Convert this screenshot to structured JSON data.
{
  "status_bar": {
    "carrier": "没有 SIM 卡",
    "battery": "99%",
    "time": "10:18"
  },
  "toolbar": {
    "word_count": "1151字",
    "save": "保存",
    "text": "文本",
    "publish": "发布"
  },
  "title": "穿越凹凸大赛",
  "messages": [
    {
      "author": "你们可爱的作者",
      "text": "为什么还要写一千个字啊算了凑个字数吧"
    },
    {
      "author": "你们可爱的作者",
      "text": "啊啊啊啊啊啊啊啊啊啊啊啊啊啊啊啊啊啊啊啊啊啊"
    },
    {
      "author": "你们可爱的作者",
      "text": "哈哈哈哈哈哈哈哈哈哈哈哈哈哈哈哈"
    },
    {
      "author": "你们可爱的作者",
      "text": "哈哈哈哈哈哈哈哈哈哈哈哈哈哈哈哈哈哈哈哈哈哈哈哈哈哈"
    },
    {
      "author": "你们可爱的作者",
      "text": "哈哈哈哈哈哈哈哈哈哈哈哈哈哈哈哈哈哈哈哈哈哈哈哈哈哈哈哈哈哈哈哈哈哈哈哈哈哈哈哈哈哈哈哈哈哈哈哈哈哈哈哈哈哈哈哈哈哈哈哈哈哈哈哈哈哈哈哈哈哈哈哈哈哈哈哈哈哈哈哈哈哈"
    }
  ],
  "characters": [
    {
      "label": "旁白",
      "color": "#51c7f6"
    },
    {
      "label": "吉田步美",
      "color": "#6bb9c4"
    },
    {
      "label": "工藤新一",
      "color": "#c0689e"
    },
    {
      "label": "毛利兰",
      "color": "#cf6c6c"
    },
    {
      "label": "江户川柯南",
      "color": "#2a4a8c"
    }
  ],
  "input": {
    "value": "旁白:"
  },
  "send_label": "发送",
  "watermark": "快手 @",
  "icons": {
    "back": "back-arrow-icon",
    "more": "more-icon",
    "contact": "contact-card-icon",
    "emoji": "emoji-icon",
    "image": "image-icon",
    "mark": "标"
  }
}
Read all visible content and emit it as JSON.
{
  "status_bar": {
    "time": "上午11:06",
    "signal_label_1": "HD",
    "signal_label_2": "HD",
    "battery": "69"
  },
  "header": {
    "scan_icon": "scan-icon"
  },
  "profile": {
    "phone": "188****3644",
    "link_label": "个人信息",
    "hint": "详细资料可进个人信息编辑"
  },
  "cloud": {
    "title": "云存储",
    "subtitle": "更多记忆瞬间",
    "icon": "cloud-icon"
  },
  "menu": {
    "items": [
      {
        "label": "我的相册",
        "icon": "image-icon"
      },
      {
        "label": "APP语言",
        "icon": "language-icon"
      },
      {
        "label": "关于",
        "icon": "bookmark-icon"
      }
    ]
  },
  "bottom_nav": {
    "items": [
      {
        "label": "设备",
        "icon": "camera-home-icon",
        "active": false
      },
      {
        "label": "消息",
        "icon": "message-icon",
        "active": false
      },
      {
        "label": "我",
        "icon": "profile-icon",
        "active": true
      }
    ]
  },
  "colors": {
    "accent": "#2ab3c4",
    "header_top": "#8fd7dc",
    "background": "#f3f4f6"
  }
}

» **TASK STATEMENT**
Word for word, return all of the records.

» **ANSWER BOX**
Convert this screenshot to structured JSON data.
{
  "status_bar": {
    "carrier": "没有 SIM 卡",
    "battery": "99%",
    "time": "10:18"
  },
  "toolbar": {
    "word_count": "1151字",
    "save": "保存",
    "text": "文本",
    "publish": "发布"
  },
  "title": "穿越凹凸大赛",
  "messages": [
    {
      "author": "你们可爱的作者",
      "text": "为什么还要写一千个字啊算了凑个字数吧"
    },
    {
      "author": "你们可爱的作者",
      "text": "啊啊啊啊啊啊啊啊啊啊啊啊啊啊啊啊啊啊啊啊啊啊"
    },
    {
      "author": "你们可爱的作者",
      "text": "哈哈哈哈哈哈哈哈哈哈哈哈哈哈哈哈"
    },
    {
      "author": "你们可爱的作者",
      "text": "哈哈哈哈哈哈哈哈哈哈哈哈哈哈哈哈哈哈哈哈哈哈哈哈哈哈"
    },
    {
      "author": "你们可爱的作者",
      "text": "哈哈哈哈哈哈哈哈哈哈哈哈哈哈哈哈哈哈哈哈哈哈哈哈哈哈哈哈哈哈哈哈哈哈哈哈哈哈哈哈哈哈哈哈哈哈哈哈哈哈哈哈哈哈哈哈哈哈哈哈哈哈哈哈哈哈哈哈哈哈哈哈哈哈哈哈哈哈哈哈哈哈"
    }
  ],
  "characters": [
    {
      "label": "旁白",
      "color": "#51c7f6"
    },
    {
      "label": "吉田步美",
      "color": "#6bb9c4"
    },
    {
      "label": "工藤新一",
      "color": "#c0689e"
    },
    {
      "label": "毛利兰",
      "color": "#cf6c6c"
    },
    {
      "label": "江户川柯南",
      "color": "#2a4a8c"
    }
  ],
  "input": {
    "value": "旁白:"
  },
  "send_label": "发送",
  "watermark": "快手 @",
  "icons": {
    "back": "back-arrow-icon",
    "more": "more-icon",
    "contact": "contact-card-icon",
    "emoji": "emoji-icon",
    "image": "image-icon",
    "mark": "标"
  }
}
Read all visible content and emit it as JSON.
{
  "status_bar": {
    "time": "上午11:06",
    "signal_label_1": "HD",
    "signal_label_2": "HD",
    "battery": "69"
  },
  "header": {
    "scan_icon": "scan-icon"
  },
  "profile": {
    "phone": "188****3644",
    "link_label": "个人信息",
    "hint": "详细资料可进个人信息编辑"
  },
  "cloud": {
    "title": "云存储",
    "subtitle": "更多记忆瞬间",
    "icon": "cloud-icon"
  },
  "menu": {
    "items": [
      {
        "label": "我的相册",
        "icon": "image-icon"
      },
      {
        "label": "APP语言",
        "icon": "language-icon"
      },
      {
        "label": "关于",
        "icon": "bookmark-icon"
      }
    ]
  },
  "bottom_nav": {
    "items": [
      {
        "label": "设备",
        "icon": "camera-home-icon",
        "active": false
      },
      {
        "label": "消息",
        "icon": "message-icon",
        "active": false
      },
      {
        "label": "我",
        "icon": "profile-icon",
        "active": true
      }
    ]
  },
  "colors": {
    "accent": "#2ab3c4",
    "header_top": "#8fd7dc",
    "background": "#f3f4f6"
  }
}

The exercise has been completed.